> Records for this task
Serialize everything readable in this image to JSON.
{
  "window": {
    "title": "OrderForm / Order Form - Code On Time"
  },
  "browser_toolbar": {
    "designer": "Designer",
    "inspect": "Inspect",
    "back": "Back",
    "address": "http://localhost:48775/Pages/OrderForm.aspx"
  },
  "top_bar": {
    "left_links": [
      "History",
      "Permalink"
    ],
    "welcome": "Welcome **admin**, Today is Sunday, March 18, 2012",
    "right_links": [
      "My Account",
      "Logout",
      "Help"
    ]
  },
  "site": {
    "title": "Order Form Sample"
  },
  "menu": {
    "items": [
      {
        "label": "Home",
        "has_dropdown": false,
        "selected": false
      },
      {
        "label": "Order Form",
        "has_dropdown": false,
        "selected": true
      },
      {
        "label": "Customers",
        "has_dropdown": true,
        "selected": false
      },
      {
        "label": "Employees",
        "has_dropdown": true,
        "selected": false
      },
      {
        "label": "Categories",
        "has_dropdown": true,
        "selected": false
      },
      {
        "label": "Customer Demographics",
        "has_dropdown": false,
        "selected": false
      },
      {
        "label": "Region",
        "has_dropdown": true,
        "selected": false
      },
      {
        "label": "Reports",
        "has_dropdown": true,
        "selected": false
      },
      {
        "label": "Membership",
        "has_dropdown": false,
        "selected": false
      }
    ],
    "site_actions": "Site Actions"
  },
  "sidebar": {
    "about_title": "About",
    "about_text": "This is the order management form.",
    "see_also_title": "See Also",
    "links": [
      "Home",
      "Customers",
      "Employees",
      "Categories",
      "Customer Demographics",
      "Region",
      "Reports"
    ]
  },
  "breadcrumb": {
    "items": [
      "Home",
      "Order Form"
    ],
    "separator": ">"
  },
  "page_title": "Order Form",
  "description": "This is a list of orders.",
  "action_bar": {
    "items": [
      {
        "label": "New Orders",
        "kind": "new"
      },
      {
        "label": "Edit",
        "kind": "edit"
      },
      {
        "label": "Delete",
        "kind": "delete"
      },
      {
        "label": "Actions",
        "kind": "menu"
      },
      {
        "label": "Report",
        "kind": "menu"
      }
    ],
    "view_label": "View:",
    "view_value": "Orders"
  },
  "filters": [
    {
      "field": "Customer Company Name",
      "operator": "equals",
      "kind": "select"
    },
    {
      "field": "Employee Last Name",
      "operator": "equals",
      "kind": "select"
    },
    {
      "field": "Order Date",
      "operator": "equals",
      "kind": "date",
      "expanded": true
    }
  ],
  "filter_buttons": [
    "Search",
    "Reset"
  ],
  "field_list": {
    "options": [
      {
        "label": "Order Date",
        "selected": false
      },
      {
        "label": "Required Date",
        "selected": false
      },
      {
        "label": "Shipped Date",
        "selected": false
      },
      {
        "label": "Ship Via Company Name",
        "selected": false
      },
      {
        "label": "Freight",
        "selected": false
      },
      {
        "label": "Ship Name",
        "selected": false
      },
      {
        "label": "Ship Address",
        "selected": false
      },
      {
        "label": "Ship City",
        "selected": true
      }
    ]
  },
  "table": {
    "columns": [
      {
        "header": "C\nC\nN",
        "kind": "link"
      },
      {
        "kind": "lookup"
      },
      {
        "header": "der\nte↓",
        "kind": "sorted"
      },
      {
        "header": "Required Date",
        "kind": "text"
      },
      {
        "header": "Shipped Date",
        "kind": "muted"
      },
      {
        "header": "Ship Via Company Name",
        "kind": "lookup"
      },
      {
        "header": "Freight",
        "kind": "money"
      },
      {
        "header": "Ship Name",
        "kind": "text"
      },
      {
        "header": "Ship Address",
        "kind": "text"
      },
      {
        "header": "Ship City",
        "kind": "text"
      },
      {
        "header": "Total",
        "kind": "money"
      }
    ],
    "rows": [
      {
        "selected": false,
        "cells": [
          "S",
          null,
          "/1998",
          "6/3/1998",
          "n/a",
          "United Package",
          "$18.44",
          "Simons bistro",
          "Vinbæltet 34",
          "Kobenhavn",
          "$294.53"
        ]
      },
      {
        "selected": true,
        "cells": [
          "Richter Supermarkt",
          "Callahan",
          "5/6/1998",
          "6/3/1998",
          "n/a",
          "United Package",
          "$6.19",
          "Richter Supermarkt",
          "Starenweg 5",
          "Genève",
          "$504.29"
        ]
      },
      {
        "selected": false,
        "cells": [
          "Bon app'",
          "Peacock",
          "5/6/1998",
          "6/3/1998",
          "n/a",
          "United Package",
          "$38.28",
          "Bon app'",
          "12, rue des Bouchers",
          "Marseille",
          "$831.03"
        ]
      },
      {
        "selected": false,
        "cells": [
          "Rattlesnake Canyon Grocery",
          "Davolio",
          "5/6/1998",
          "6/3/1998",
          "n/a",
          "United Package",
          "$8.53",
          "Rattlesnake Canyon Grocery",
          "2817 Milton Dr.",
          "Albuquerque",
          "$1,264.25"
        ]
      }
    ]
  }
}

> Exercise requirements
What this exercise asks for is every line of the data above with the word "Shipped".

> Written response
        "label": "Shipped Date",
        "header": "Shipped Date",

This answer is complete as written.